In order to drive for Uber or Lyft, you must go through an extensive background check, but the same isn’t true for the riders. Here are some things you can do to be prepared to handle riders who diminish the safety of your profession.
Be Wise About Locations
While you want to be available in areas of your city that traffic highly in ridesharing, you should also be discerning about where you are offering rides, even if that means giving up a few rides.
If you know that an area has a higher crime or drug use rate than other areas, it may be smarter to avoid those areas, or at least be careful about what times of day you are available there.
Be Wise About Times
Speaking of times, not all times of day are equal when it comes to the safety of ridesharing. Many people do the bulk of their driving for Uber and Lyft in the evenings, as it is a secondary source of income for them. If this is the case for you, just know that you will need to be cautious.
One of the most common reasons someone will call an Uber or Lyft ride late into the evening is because they are too intoxicated to drive themselves. Be on your guard, and if this makes you uncomfortable, consider driving earlier if possible.
Don’t Be Afraid to Decline a Rider
Many drivers, especially when they are first starting out, are so concerned with getting good ratings, and meeting the quota to earn their bonuses, that they will accept every rider who comes along.
You should know that safety is always more important than ratings. If you feel that a rider is not safe for any reason, decline them, and if you feel it’s necessary, report the incident to Uber or Lyft. A few examples of when you may want to decline a rider:
If the rider you meet is not the rider who scheduled the ride; make sure the names match.
If the rider is trying to bring someone (or multiple people) along without warning.
If the rider is intoxicated and seems to be belligerent, or acting inappropriately.
Encourage Backseat Riding
You do not have to allow passengers to sit in the front seat with you, and you may want to avoid it for your own feelings of safety and distance from the rider. If you keep items in your front seat for your riders, then you can simply point to this as a reason for them to ride in the back.
UberPool and Lyft Line
With UberPool and Lyft Line services, you add an extra element of complexity to your drive. More stops plus more passengers equals more distractions. All of the above recommendations for drivers become even more important when you add these elements in.
As you can see, there are various factors that contribute to the level of safety you experience as an Uber or Lyft driver. Due to the nature of the job, there are certain safety concerns that cannot be avoided, but being a smart driver and practicing discretion with riders can go a long way in making you feel safe in this profession.
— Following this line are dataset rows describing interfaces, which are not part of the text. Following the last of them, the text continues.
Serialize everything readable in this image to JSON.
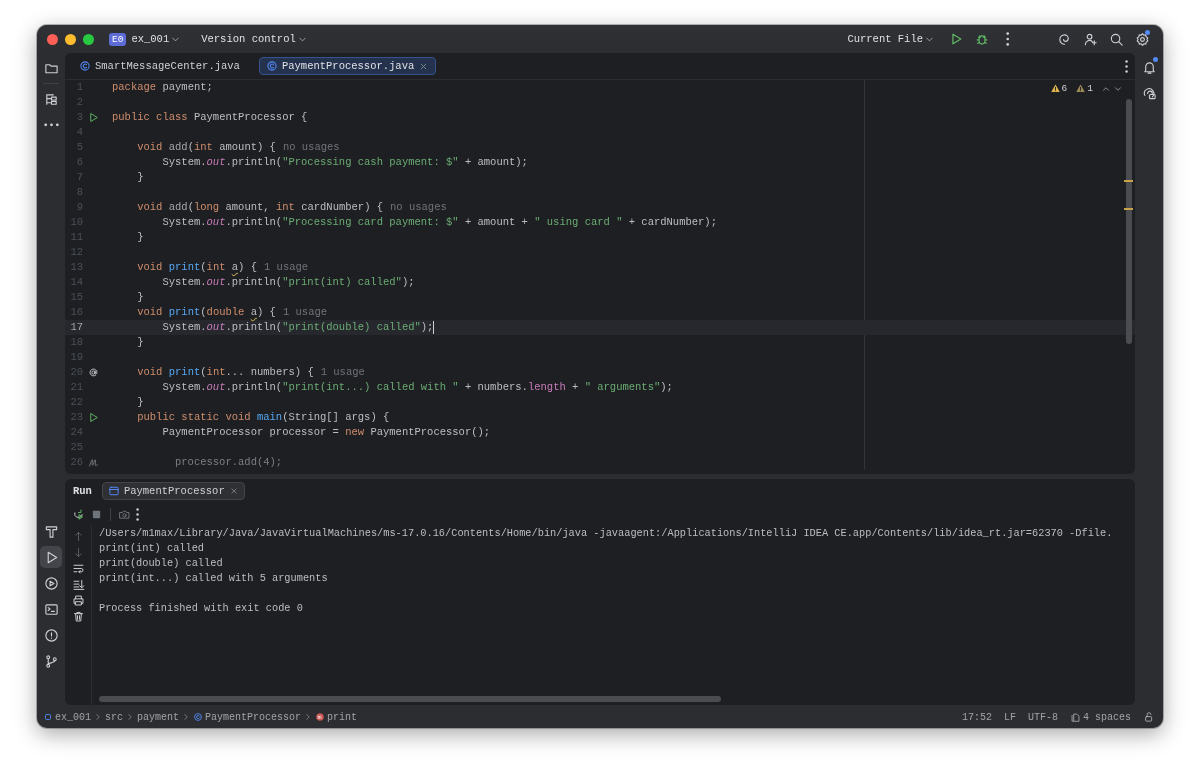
{
  "title_bar": {
    "project_badge": "E0",
    "project": "ex_001",
    "vcs": "Version control",
    "run_config": "Current File",
    "settings_badge": true
  },
  "left_toolbar": {
    "top": [
      {
        "kind": "project",
        "selected": false
      },
      {
        "kind": "structure",
        "selected": false
      },
      {
        "kind": "more",
        "selected": false
      }
    ],
    "bottom": [
      {
        "kind": "build",
        "selected": false
      },
      {
        "kind": "run",
        "selected": true
      },
      {
        "kind": "services",
        "selected": false
      },
      {
        "kind": "terminal",
        "selected": false
      },
      {
        "kind": "problems",
        "selected": false
      },
      {
        "kind": "git",
        "selected": false
      }
    ]
  },
  "right_toolbar": [
    {
      "kind": "notifications",
      "badge": true
    },
    {
      "kind": "ai-chat"
    }
  ],
  "editor_tabs": [
    {
      "label": "SmartMessageCenter.java",
      "selected": false
    },
    {
      "label": "PaymentProcessor.java",
      "selected": true
    }
  ],
  "inspections": {
    "warnings": "6",
    "weak_warnings": "1"
  },
  "code_lines": [
    {
      "number": "1",
      "current": false,
      "tokens": [
        {
          "kind": "kw",
          "text": "package"
        },
        {
          "kind": "plain",
          "text": " payment;"
        }
      ]
    },
    {
      "number": "2",
      "current": false
    },
    {
      "number": "3",
      "gutter": {
        "kind": "run"
      },
      "current": false,
      "tokens": [
        {
          "kind": "kw",
          "text": "public class"
        },
        {
          "kind": "plain",
          "text": " PaymentProcessor {"
        }
      ]
    },
    {
      "number": "4",
      "current": false
    },
    {
      "number": "5",
      "current": false,
      "hint": "no usages",
      "tokens": [
        {
          "kind": "kw",
          "text": "    void"
        },
        {
          "kind": "unused",
          "text": " add"
        },
        {
          "kind": "plain",
          "text": "("
        },
        {
          "kind": "kw",
          "text": "int"
        },
        {
          "kind": "plain",
          "text": " amount) {"
        }
      ]
    },
    {
      "number": "6",
      "current": false,
      "tokens": [
        {
          "kind": "plain",
          "text": "        System."
        },
        {
          "kind": "static",
          "text": "out"
        },
        {
          "kind": "plain",
          "text": ".println("
        },
        {
          "kind": "str",
          "text": "\"Processing cash payment: $\""
        },
        {
          "kind": "plain",
          "text": " + amount);"
        }
      ]
    },
    {
      "number": "7",
      "current": false,
      "tokens": [
        {
          "kind": "plain",
          "text": "    }"
        }
      ]
    },
    {
      "number": "8",
      "current": false
    },
    {
      "number": "9",
      "current": false,
      "hint": "no usages",
      "tokens": [
        {
          "kind": "kw",
          "text": "    void"
        },
        {
          "kind": "unused",
          "text": " add"
        },
        {
          "kind": "plain",
          "text": "("
        },
        {
          "kind": "kw",
          "text": "long"
        },
        {
          "kind": "plain",
          "text": " amount, "
        },
        {
          "kind": "kw",
          "text": "int"
        },
        {
          "kind": "plain",
          "text": " cardNumber) {"
        }
      ]
    },
    {
      "number": "10",
      "current": false,
      "tokens": [
        {
          "kind": "plain",
          "text": "        System."
        },
        {
          "kind": "static",
          "text": "out"
        },
        {
          "kind": "plain",
          "text": ".println("
        },
        {
          "kind": "str",
          "text": "\"Processing card payment: $\""
        },
        {
          "kind": "plain",
          "text": " + amount + "
        },
        {
          "kind": "str",
          "text": "\" using card \""
        },
        {
          "kind": "plain",
          "text": " + cardNumber);"
        }
      ]
    },
    {
      "number": "11",
      "current": false,
      "tokens": [
        {
          "kind": "plain",
          "text": "    }"
        }
      ]
    },
    {
      "number": "12",
      "current": false
    },
    {
      "number": "13",
      "current": false,
      "hint": "1 usage",
      "tokens": [
        {
          "kind": "kw",
          "text": "    void"
        },
        {
          "kind": "method",
          "text": " print"
        },
        {
          "kind": "plain",
          "text": "("
        },
        {
          "kind": "kw",
          "text": "int"
        },
        {
          "kind": "warn",
          "text": " a"
        },
        {
          "kind": "plain",
          "text": ") {"
        }
      ]
    },
    {
      "number": "14",
      "current": false,
      "tokens": [
        {
          "kind": "plain",
          "text": "        System."
        },
        {
          "kind": "static",
          "text": "out"
        },
        {
          "kind": "plain",
          "text": ".println("
        },
        {
          "kind": "str",
          "text": "\"print(int) called\""
        },
        {
          "kind": "plain",
          "text": ");"
        }
      ]
    },
    {
      "number": "15",
      "current": false,
      "tokens": [
        {
          "kind": "plain",
          "text": "    }"
        }
      ]
    },
    {
      "number": "16",
      "current": false,
      "hint": "1 usage",
      "tokens": [
        {
          "kind": "kw",
          "text": "    void"
        },
        {
          "kind": "method",
          "text": " print"
        },
        {
          "kind": "plain",
          "text": "("
        },
        {
          "kind": "kw",
          "text": "double"
        },
        {
          "kind": "warn",
          "text": " a"
        },
        {
          "kind": "plain",
          "text": ") {"
        }
      ]
    },
    {
      "number": "17",
      "current": true,
      "tokens": [
        {
          "kind": "plain",
          "text": "        System."
        },
        {
          "kind": "static",
          "text": "out"
        },
        {
          "kind": "plain",
          "text": ".println("
        },
        {
          "kind": "str",
          "text": "\"print(double) called\""
        },
        {
          "kind": "plain",
          "text": ");"
        }
      ]
    },
    {
      "number": "18",
      "current": false,
      "tokens": [
        {
          "kind": "plain",
          "text": "    }"
        }
      ]
    },
    {
      "number": "19",
      "current": false
    },
    {
      "number": "20",
      "gutter": {
        "kind": "override"
      },
      "current": false,
      "hint": "1 usage",
      "tokens": [
        {
          "kind": "kw",
          "text": "    void"
        },
        {
          "kind": "method",
          "text": " print"
        },
        {
          "kind": "plain",
          "text": "("
        },
        {
          "kind": "kw",
          "text": "int"
        },
        {
          "kind": "plain",
          "text": "... numbers) {"
        }
      ]
    },
    {
      "number": "21",
      "current": false,
      "tokens": [
        {
          "kind": "plain",
          "text": "        System."
        },
        {
          "kind": "static",
          "text": "out"
        },
        {
          "kind": "plain",
          "text": ".println("
        },
        {
          "kind": "str",
          "text": "\"print(int...) called with \""
        },
        {
          "kind": "plain",
          "text": " + numbers."
        },
        {
          "kind": "field",
          "text": "length"
        },
        {
          "kind": "plain",
          "text": " + "
        },
        {
          "kind": "str",
          "text": "\" arguments\""
        },
        {
          "kind": "plain",
          "text": ");"
        }
      ]
    },
    {
      "number": "22",
      "current": false,
      "tokens": [
        {
          "kind": "plain",
          "text": "    }"
        }
      ]
    },
    {
      "number": "23",
      "gutter": {
        "kind": "run"
      },
      "current": false,
      "tokens": [
        {
          "kind": "kw",
          "text": "    public static void"
        },
        {
          "kind": "method",
          "text": " main"
        },
        {
          "kind": "plain",
          "text": "(String[] args) {"
        }
      ]
    },
    {
      "number": "24",
      "current": false,
      "tokens": [
        {
          "kind": "plain",
          "text": "        PaymentProcessor processor = "
        },
        {
          "kind": "kw",
          "text": "new"
        },
        {
          "kind": "plain",
          "text": " PaymentProcessor();"
        }
      ]
    },
    {
      "number": "25",
      "current": false
    },
    {
      "number": "26",
      "gutter": {
        "kind": "ai"
      },
      "current": false,
      "tokens": [
        {
          "kind": "ghost",
          "text": "          processor.add(4);"
        }
      ]
    }
  ],
  "run_panel": {
    "title": "Run",
    "tabs": [
      {
        "label": "PaymentProcessor",
        "selected": true
      }
    ],
    "console": [
      "/Users/m1max/Library/Java/JavaVirtualMachines/ms-17.0.16/Contents/Home/bin/java -javaagent:/Applications/IntelliJ IDEA CE.app/Contents/lib/idea_rt.jar=62370 -Dfile.",
      "print(int) called",
      "print(double) called",
      "print(int...) called with 5 arguments",
      "Process finished with exit code 0"
    ]
  },
  "status_bar": {
    "breadcrumbs": [
      {
        "label": "ex_001",
        "kind": "module"
      },
      {
        "label": "src",
        "kind": "folder"
      },
      {
        "label": "payment",
        "kind": "folder"
      },
      {
        "label": "PaymentProcessor",
        "kind": "class"
      },
      {
        "label": "print",
        "kind": "method"
      }
    ],
    "position": "17:52",
    "line_ending": "LF",
    "encoding": "UTF-8",
    "indent": "4 spaces"
  }
}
Actual earnings may differ and depend on factors like number of deliveries completed, time of day, location, and expenses. Hourly pay is calculated using average Dasher payouts while on a delivery (from the time you accept an order until the time you drop it off) over a 90 day period and includes compensation from peak pay, tips, and other incentives.